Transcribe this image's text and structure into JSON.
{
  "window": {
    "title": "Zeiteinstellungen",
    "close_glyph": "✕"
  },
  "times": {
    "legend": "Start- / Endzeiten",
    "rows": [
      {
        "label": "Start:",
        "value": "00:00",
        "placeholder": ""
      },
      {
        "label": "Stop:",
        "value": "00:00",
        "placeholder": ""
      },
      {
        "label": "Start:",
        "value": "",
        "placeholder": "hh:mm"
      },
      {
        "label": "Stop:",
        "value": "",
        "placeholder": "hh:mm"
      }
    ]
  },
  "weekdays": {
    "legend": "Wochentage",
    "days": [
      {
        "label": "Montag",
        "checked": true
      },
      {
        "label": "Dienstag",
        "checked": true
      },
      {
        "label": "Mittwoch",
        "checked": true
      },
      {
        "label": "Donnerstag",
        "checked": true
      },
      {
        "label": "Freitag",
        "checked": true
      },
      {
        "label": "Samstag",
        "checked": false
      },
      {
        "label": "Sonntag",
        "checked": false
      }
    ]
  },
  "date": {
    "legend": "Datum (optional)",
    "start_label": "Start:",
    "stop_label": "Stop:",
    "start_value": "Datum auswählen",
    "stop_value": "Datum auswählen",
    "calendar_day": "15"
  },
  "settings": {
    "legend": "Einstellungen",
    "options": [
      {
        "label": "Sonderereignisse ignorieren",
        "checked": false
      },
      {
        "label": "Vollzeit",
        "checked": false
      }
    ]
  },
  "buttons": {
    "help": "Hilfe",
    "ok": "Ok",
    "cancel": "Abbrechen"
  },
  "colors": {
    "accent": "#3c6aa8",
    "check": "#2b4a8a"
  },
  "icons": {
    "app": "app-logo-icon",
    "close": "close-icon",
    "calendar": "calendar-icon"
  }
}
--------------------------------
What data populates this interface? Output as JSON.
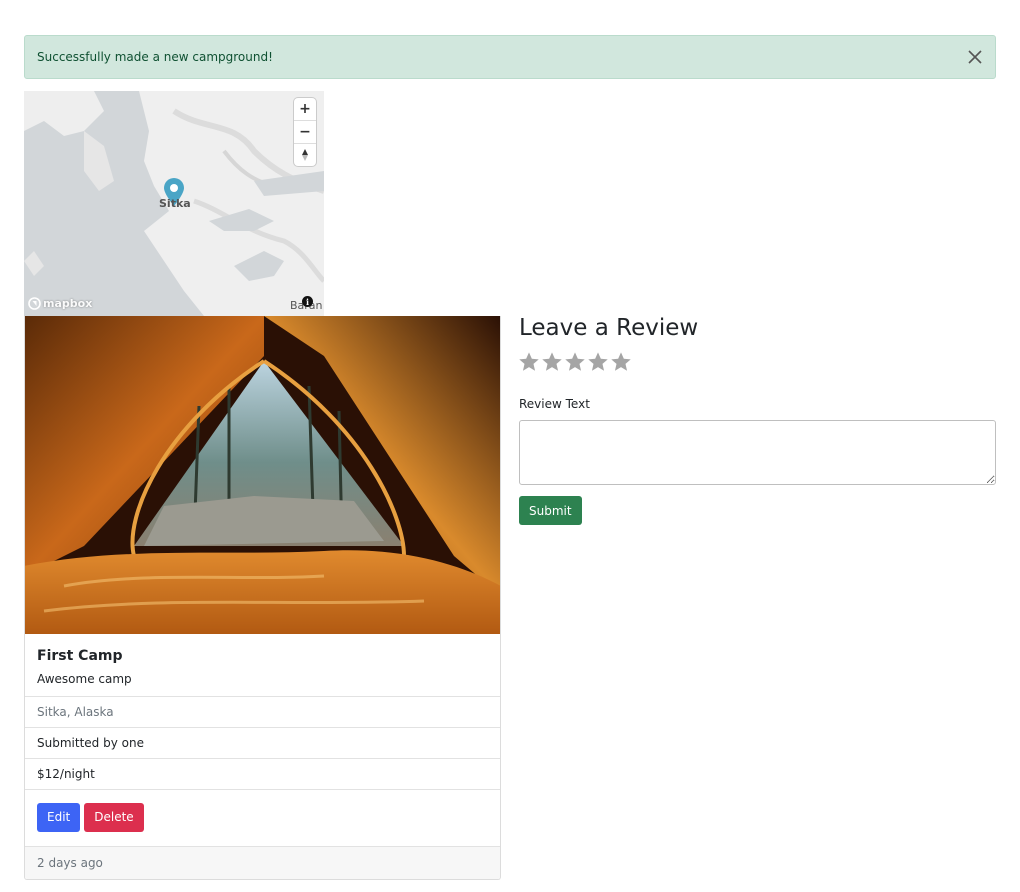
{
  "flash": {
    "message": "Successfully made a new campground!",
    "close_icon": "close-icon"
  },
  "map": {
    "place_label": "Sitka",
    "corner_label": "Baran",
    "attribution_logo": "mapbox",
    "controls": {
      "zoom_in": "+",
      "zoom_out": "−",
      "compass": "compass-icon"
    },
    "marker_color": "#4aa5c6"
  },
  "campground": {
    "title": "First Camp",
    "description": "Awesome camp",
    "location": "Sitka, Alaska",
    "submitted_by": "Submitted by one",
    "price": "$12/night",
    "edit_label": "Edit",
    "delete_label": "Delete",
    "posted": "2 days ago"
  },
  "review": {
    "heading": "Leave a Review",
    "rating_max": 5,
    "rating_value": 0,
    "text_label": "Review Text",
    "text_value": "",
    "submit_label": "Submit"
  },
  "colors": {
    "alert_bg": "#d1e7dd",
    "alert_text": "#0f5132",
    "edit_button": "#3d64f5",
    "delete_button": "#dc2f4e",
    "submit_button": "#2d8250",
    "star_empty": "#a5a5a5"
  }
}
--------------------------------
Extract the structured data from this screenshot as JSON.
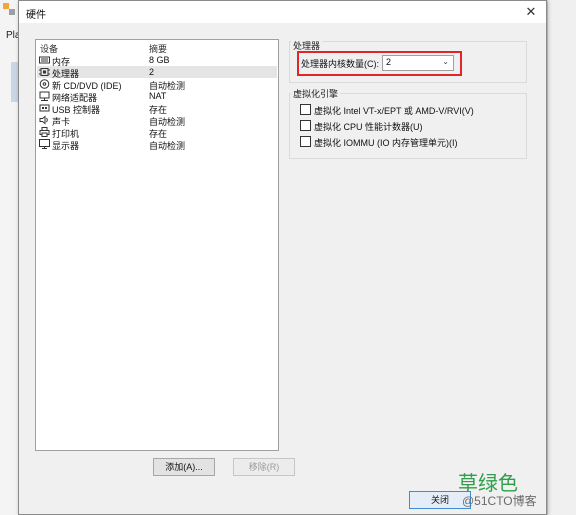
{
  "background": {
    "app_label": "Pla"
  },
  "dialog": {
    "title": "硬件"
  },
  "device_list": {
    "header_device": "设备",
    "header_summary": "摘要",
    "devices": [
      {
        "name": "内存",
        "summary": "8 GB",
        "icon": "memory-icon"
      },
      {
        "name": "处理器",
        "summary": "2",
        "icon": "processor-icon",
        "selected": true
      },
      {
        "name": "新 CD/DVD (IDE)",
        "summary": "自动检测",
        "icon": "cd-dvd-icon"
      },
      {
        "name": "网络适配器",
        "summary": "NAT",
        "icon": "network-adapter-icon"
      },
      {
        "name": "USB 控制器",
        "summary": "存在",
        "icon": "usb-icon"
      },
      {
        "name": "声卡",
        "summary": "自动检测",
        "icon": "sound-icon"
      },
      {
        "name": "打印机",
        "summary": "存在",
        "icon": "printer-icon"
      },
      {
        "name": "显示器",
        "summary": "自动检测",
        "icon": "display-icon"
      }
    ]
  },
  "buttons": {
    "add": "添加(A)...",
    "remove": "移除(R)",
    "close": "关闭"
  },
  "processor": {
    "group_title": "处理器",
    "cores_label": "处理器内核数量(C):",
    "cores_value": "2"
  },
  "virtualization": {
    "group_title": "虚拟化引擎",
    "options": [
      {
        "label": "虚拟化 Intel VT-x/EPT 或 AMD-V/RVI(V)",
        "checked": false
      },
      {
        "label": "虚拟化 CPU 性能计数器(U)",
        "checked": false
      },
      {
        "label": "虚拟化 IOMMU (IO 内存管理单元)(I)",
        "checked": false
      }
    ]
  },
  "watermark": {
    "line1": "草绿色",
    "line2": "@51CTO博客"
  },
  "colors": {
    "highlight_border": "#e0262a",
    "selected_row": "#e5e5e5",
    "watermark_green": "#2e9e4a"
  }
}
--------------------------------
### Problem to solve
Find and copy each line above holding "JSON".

### Output of the task
Transcribe this image's text and structure into JSON.
What data populates this interface? Output as JSON.
Extract the structured data from this screenshot as JSON.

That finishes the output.